### Assignment
Where the string "Opera" occurs in a line of the entries below, copy that line.

---

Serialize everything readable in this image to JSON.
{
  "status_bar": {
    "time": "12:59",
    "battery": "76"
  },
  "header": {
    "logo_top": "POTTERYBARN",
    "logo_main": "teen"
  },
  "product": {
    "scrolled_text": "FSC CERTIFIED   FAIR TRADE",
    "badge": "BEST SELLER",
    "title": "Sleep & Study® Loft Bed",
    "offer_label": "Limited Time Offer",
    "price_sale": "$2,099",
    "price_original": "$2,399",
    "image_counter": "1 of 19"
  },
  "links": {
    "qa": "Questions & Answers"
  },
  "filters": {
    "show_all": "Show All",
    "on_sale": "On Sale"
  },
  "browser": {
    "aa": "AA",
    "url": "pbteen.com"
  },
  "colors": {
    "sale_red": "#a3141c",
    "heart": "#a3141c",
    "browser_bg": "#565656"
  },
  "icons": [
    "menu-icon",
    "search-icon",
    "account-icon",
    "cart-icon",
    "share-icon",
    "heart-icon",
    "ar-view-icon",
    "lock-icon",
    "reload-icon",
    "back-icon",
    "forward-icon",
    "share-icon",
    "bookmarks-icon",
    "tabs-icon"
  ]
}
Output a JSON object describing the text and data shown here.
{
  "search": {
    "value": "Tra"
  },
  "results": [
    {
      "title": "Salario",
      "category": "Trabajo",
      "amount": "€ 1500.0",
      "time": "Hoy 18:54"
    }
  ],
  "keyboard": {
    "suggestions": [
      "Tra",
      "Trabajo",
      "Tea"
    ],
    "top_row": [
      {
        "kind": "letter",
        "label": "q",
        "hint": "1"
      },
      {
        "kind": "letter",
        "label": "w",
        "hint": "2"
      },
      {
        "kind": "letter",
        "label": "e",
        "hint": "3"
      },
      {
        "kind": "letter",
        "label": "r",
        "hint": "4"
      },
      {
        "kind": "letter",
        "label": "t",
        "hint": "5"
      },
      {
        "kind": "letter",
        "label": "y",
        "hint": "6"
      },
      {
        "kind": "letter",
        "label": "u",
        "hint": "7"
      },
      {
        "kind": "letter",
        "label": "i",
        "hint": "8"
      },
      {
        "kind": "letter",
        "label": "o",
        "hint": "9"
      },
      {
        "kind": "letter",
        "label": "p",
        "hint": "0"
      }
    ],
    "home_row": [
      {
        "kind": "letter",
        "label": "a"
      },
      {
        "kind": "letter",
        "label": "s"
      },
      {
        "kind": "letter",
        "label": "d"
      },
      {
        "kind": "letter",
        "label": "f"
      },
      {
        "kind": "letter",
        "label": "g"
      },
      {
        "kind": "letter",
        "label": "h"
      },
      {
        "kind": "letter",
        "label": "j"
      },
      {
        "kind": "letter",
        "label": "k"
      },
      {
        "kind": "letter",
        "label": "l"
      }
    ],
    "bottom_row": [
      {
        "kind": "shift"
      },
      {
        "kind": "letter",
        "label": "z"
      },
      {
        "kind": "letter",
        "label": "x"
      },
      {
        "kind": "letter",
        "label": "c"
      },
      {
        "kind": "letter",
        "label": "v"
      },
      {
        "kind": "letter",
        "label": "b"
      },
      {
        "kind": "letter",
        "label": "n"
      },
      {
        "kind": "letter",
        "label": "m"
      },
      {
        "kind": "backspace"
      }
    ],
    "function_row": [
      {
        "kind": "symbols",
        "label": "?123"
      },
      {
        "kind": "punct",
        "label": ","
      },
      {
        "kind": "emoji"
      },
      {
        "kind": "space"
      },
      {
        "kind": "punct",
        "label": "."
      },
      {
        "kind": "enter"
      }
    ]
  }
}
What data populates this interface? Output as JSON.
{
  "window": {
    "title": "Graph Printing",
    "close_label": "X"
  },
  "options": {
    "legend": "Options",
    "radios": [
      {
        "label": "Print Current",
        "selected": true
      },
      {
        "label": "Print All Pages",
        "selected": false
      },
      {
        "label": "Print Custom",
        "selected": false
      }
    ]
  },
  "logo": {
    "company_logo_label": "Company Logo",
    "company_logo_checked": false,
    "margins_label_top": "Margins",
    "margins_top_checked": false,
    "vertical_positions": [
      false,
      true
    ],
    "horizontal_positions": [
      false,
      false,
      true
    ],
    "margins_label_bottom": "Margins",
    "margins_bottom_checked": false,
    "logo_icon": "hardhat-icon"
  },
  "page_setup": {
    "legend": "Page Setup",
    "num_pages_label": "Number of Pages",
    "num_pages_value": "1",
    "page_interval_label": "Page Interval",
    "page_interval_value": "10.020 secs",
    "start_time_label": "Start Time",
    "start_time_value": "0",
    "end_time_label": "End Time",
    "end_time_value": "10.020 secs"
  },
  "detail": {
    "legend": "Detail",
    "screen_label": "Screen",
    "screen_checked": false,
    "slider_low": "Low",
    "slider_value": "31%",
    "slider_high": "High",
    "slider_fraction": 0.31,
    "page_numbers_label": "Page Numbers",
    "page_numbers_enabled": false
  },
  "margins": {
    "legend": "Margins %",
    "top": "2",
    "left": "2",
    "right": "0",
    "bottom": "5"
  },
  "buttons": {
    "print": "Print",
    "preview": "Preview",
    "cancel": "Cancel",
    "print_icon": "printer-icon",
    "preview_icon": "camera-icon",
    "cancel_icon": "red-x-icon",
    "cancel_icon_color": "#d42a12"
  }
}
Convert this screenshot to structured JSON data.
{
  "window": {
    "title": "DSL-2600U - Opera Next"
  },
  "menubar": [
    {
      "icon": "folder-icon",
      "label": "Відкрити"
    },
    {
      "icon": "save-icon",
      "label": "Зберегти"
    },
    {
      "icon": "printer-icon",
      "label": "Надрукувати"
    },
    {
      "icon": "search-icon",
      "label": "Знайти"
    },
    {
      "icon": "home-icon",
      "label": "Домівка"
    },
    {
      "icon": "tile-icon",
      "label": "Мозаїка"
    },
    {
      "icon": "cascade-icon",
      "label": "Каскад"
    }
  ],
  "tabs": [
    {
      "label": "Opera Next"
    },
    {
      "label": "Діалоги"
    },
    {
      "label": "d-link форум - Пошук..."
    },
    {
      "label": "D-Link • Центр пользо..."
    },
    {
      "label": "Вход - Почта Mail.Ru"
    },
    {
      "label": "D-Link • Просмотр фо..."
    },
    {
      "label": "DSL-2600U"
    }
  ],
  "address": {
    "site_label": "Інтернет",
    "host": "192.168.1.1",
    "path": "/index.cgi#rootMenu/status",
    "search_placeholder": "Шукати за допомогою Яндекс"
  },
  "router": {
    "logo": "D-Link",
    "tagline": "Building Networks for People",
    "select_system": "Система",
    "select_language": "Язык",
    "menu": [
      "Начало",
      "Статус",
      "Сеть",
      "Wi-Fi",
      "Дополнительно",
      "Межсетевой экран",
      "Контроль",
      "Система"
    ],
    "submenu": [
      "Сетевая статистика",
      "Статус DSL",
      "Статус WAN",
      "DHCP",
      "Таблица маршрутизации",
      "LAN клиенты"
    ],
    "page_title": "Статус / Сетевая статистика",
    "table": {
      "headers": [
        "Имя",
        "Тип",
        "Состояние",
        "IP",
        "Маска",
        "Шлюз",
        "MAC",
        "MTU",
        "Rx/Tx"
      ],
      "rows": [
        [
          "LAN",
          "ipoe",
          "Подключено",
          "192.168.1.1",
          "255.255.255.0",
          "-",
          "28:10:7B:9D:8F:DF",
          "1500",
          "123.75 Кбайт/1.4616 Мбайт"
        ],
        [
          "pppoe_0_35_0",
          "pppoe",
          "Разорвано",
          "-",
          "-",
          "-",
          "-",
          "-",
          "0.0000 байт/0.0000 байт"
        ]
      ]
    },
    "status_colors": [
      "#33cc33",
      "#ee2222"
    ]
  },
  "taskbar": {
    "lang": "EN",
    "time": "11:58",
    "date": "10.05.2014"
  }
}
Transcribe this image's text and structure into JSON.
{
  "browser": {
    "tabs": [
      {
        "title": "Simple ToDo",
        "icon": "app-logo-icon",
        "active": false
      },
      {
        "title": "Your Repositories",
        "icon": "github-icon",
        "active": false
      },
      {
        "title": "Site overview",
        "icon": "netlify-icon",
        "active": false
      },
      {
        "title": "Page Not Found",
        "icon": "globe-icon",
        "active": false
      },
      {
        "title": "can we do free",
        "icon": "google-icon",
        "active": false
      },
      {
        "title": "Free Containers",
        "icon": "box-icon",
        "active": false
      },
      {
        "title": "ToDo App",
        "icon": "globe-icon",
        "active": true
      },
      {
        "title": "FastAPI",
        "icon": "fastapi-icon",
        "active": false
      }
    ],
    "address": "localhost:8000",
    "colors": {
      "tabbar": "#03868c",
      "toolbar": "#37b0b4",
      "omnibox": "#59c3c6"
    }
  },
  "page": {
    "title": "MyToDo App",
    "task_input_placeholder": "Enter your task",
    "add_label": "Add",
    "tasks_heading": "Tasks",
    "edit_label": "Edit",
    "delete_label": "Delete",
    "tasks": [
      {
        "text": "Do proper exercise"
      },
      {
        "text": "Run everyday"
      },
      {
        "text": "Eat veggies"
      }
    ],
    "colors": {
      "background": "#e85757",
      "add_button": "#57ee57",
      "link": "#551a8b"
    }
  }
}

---

### Solution for this problem
    "title": "DSL-2600U - Opera Next"
      "label": "Opera Next"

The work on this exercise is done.